October 6, 2005

Couple creates a support group after their child dies
SUMMARY: Disease
West Linn parents' efforts help and inform others about a rare genetic disorder

When Dean and Teryn Suhr learned 10 years ago that two of their three daughters had a rare genetic disorder, they felt very alone.

After their youngest daughter, Darcee, died of complications following a bone marrow transplant intended to slow the disease, they started a foundation to provide information and support for families affected by metachromatic leukodystrophy, or MLD.

The condition affects the development of the myelin sheath, the fatty covering that acts as an insulator around nerve fibers.
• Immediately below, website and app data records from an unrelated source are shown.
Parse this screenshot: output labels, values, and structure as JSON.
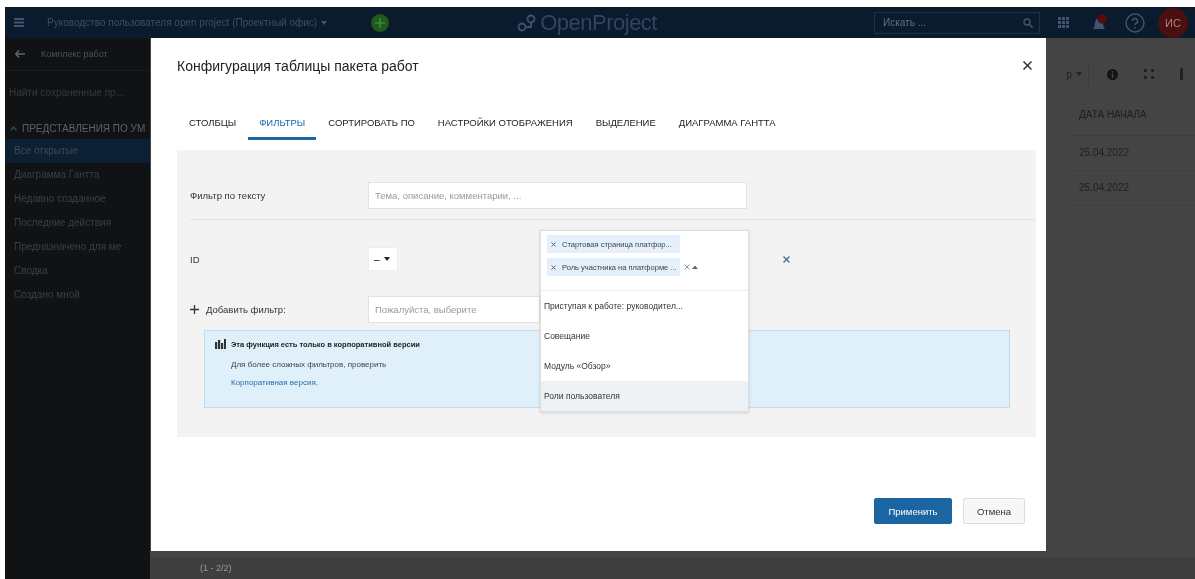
{
  "header": {
    "project": "Руководство пользователя open project (Проектный офис)",
    "logo": "OpenProject",
    "search": {
      "placeholder": "Искать ..."
    },
    "avatar": "ИС",
    "notifications": true
  },
  "sidebar": {
    "back": "Комплекс работ",
    "search": {
      "placeholder": "Найти сохраненные пр..."
    },
    "section": {
      "label": "ПРЕДСТАВЛЕНИЯ ПО УМ",
      "expanded": true
    },
    "items": [
      {
        "label": "Все открытые",
        "selected": true
      },
      {
        "label": "Диаграмма Гантта",
        "selected": false
      },
      {
        "label": "Недавно созданное",
        "selected": false
      },
      {
        "label": "Последние действия",
        "selected": false
      },
      {
        "label": "Предназначено для ме",
        "selected": false
      },
      {
        "label": "Сводка",
        "selected": false
      },
      {
        "label": "Создано мной",
        "selected": false
      }
    ]
  },
  "main": {
    "toolbar": {
      "button": "р"
    },
    "table": {
      "columns": [
        "ДАТА НАЧАЛА"
      ],
      "rows": [
        [
          "25.04.2022"
        ],
        [
          "25.04.2022"
        ]
      ]
    },
    "footer": "(1 - 2/2)"
  },
  "modal": {
    "title": "Конфигурация таблицы пакета работ",
    "tabs": [
      {
        "label": "СТОЛБЦЫ",
        "selected": false
      },
      {
        "label": "ФИЛЬТРЫ",
        "selected": true
      },
      {
        "label": "СОРТИРОВАТЬ ПО",
        "selected": false
      },
      {
        "label": "НАСТРОЙКИ ОТОБРАЖЕНИЯ",
        "selected": false
      },
      {
        "label": "ВЫДЕЛЕНИЕ",
        "selected": false
      },
      {
        "label": "ДИАГРАММА ГАНТТА",
        "selected": false
      }
    ],
    "text_filter": {
      "label": "Фильтр по тексту",
      "placeholder": "Тема, описание, комментарии, ..."
    },
    "id_filter": {
      "label": "ID",
      "operator": "–",
      "chips": [
        "Стартовая страница платфор...",
        "Роль участника на платформе ..."
      ],
      "options": [
        {
          "label": "Приступая к работе: руководител...",
          "selected": false
        },
        {
          "label": "Совещание",
          "selected": false
        },
        {
          "label": "Модуль «Обзор»",
          "selected": false
        },
        {
          "label": "Роли пользователя",
          "selected": true
        }
      ]
    },
    "add_filter": {
      "label": "Добавить фильтр:",
      "placeholder": "Пожалуйста, выберите"
    },
    "enterprise": {
      "title": "Эта функция есть только в корпоративной версии",
      "text": "Для более сложных фильтров, проверить",
      "link": "Корпоративная версия."
    },
    "buttons": [
      {
        "label": "Применить",
        "kind": "primary"
      },
      {
        "label": "Отмена",
        "kind": "secondary"
      }
    ]
  }
}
If the condition begins early, toddlers gradually lose the ability to walk and talk, and their cognitive development is stunted.

Children, such as the Suhrs' oldest daughter, Lindy, may be misdiagnosed with attention deficit disorder. Others may begin to stumble and lose muscle control. If the disease begins in adulthood, it can cause a range of muscular and cognitive problems.

"When we went through this, we were pre-Internet, and we felt truly alone," said Dean Suhr, a 46-year-old electrical engineer who has become an entrepreneur.

"We were pretty private people up to that point," focusing on family and friends at their church, he said. "After we lost Darcee, we decided it was our mission to try to reach out to others and provide information."

The West Linn couple started the nonprofit MLD Foundation in 2001, and Dean Suhr began an online discussion list that now connects more than 150 families from more than 14 countries. They call the foundation "a listening ear and a caring heart for families affected by metachromatic leukodystrophy."

The foundation is one of several organizations participating in Meier & Frank's 25th Charity Shopping Day on Oct. 25 in the remodeled Washington Square store. Participating organizations will share proceeds from the event, Teryn Suhr said.

Suhr knows of fewer than 10 MLD cases in Oregon and southern Washington, but 10 years ago she knew of none.

The Suhrs had struggled for seven years with Lindy's baffling behavior, beginning when she was a second-grader having difficulty following all the steps in assignments. By the fifth grade, she was diagnosed with attention deficit disorder, but medication failed to improve her symptoms.

As she entered her teens, doctors were trying to determine what psychosis she might have. Suhr feared that her daughter had a brain tumor because she complained that her head was spinning, as if she were on a merry-go-round. The mother urged the doctors to do a CAT scan, which revealed unusual white patterns in her brain that might be myelin sheath problems.

A Portland physician who had worked in Minnesota with one of the country's experts in MLD ordered blood and urine tests that confirmed Lindy's condition in July 1995, Teryn Suhr said.

Within two months, the Suhrs learned that 10-year-old Darcee also had inherited the two recessive genes that bring on the disease, although she hadn't yet shown obvious symptoms. Their middle daughter, Jclynn (Jay-cee-lin), didn't have the disease and didn't carry its recessive gene.

Jclynn, then 13, provided the bone marrow for Darcee's transplant with the Minnesota specialist. But two weeks after the surgery, Darcee reacted adversely to an anti-rejection drug. She died in 1995, shortly before Christmas.

To the amazement of her neurologist, Lindy recently celebrated her 25th birthday, still talking and walking fairly well, Teryn Suhr said. But she has begun using a feeding tube because she has trouble swallowing.

Jclynn, now 23, lives with her husband and three children in Florida, Suhr said.

The Suhrs speak of their life with MLD as a journey. The MLD Foundation offers support and information for other families, they said, "on their MLD journey."

Janet Goetze, 503-294-5917; janetgoetze@news.oregonian.com

ILLUSTRATION: Color Photo by BRENT WOJAHN / The Oregonian